* _YOUR ASSIGNMENT_:
Pictures aside, can you reproduce the records word for word?

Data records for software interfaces
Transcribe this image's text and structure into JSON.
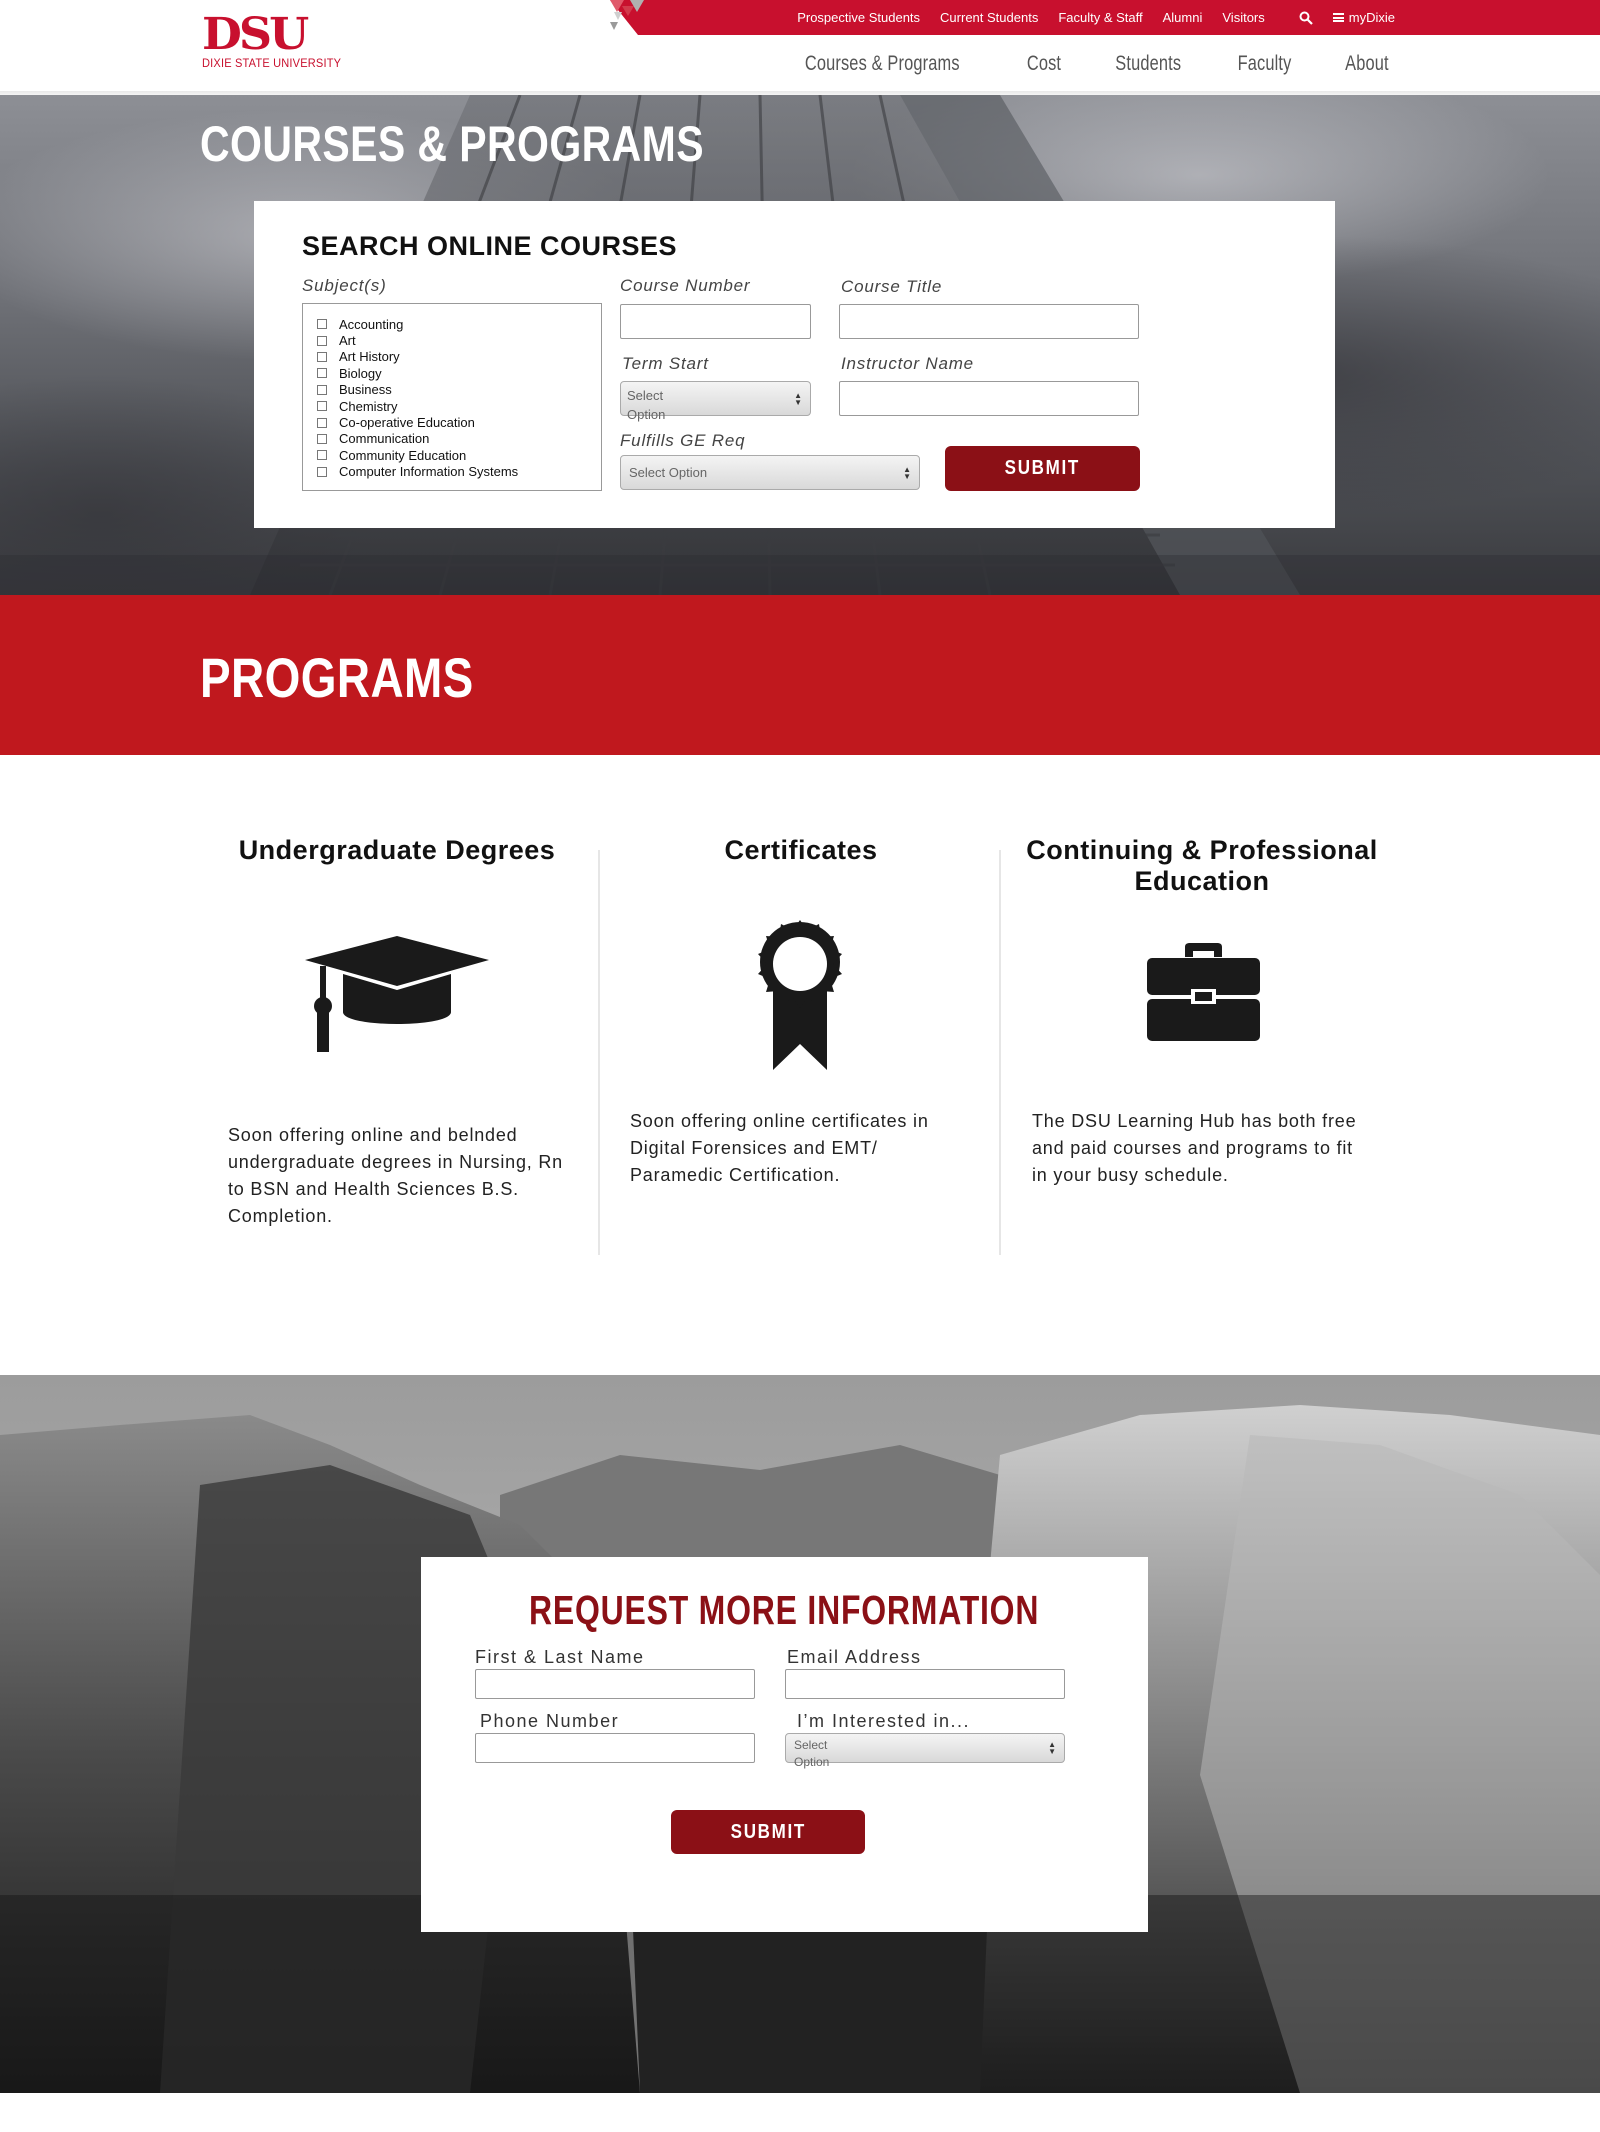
{
  "brand": {
    "logo_mark": "DSU",
    "logo_sub": "DIXIE STATE UNIVERSITY",
    "red": "#c8102e",
    "dark_red": "#8b1016"
  },
  "utility_nav": {
    "links": [
      "Prospective Students",
      "Current Students",
      "Faculty & Staff",
      "Alumni",
      "Visitors"
    ],
    "search_icon": "search-icon",
    "mydixie_label": "myDixie"
  },
  "main_nav": {
    "items": [
      "Courses & Programs",
      "Cost",
      "Students",
      "Faculty",
      "About"
    ]
  },
  "hero": {
    "title": "COURSES & PROGRAMS"
  },
  "search": {
    "title": "SEARCH ONLINE COURSES",
    "subjects_label": "Subject(s)",
    "subjects": [
      "Accounting",
      "Art",
      "Art History",
      "Biology",
      "Business",
      "Chemistry",
      "Co-operative Education",
      "Communication",
      "Community Education",
      "Computer Information Systems"
    ],
    "course_number_label": "Course Number",
    "course_title_label": "Course Title",
    "term_start_label": "Term Start",
    "term_start_value": "Select Option",
    "instructor_label": "Instructor Name",
    "ge_label": "Fulfills GE Req",
    "ge_value": "Select Option",
    "submit_label": "SUBMIT"
  },
  "programs": {
    "title": "PROGRAMS",
    "columns": [
      {
        "heading": "Undergraduate Degrees",
        "icon": "graduation-cap-icon",
        "description": "Soon offering online and belnded undergraduate degrees in Nursing, Rn to BSN and Health Sciences B.S. Completion."
      },
      {
        "heading": "Certificates",
        "icon": "award-ribbon-icon",
        "description": "Soon offering online certificates in Digital Forensices and EMT/ Paramedic Certification."
      },
      {
        "heading": "Continuing & Professional Education",
        "icon": "briefcase-icon",
        "description": "The DSU Learning Hub has both free and paid courses and programs to fit in your busy schedule."
      }
    ]
  },
  "request_info": {
    "title": "REQUEST MORE INFORMATION",
    "name_label": "First & Last Name",
    "email_label": "Email Address",
    "phone_label": "Phone Number",
    "interest_label": "I’m Interested in...",
    "interest_value": "Select Option",
    "submit_label": "SUBMIT"
  }
}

* _OUTPUT BELOW_:
Transcribe this image's text and structure into JSON.
{
  "brand": {
    "logo_mark": "DSU",
    "logo_sub": "DIXIE STATE UNIVERSITY",
    "red": "#c8102e",
    "dark_red": "#8b1016"
  },
  "utility_nav": {
    "links": [
      "Prospective Students",
      "Current Students",
      "Faculty & Staff",
      "Alumni",
      "Visitors"
    ],
    "search_icon": "search-icon",
    "mydixie_label": "myDixie"
  },
  "main_nav": {
    "items": [
      "Courses & Programs",
      "Cost",
      "Students",
      "Faculty",
      "About"
    ]
  },
  "hero": {
    "title": "COURSES & PROGRAMS"
  },
  "search": {
    "title": "SEARCH ONLINE COURSES",
    "subjects_label": "Subject(s)",
    "subjects": [
      "Accounting",
      "Art",
      "Art History",
      "Biology",
      "Business",
      "Chemistry",
      "Co-operative Education",
      "Communication",
      "Community Education",
      "Computer Information Systems"
    ],
    "course_number_label": "Course Number",
    "course_title_label": "Course Title",
    "term_start_label": "Term Start",
    "term_start_value": "Select Option",
    "instructor_label": "Instructor Name",
    "ge_label": "Fulfills GE Req",
    "ge_value": "Select Option",
    "submit_label": "SUBMIT"
  },
  "programs": {
    "title": "PROGRAMS",
    "columns": [
      {
        "heading": "Undergraduate Degrees",
        "icon": "graduation-cap-icon",
        "description": "Soon offering online and belnded undergraduate degrees in Nursing, Rn to BSN and Health Sciences B.S. Completion."
      },
      {
        "heading": "Certificates",
        "icon": "award-ribbon-icon",
        "description": "Soon offering online certificates in Digital Forensices and EMT/ Paramedic Certification."
      },
      {
        "heading": "Continuing & Professional Education",
        "icon": "briefcase-icon",
        "description": "The DSU Learning Hub has both free and paid courses and programs to fit in your busy schedule."
      }
    ]
  },
  "request_info": {
    "title": "REQUEST MORE INFORMATION",
    "name_label": "First & Last Name",
    "email_label": "Email Address",
    "phone_label": "Phone Number",
    "interest_label": "I’m Interested in...",
    "interest_value": "Select Option",
    "submit_label": "SUBMIT"
  }
}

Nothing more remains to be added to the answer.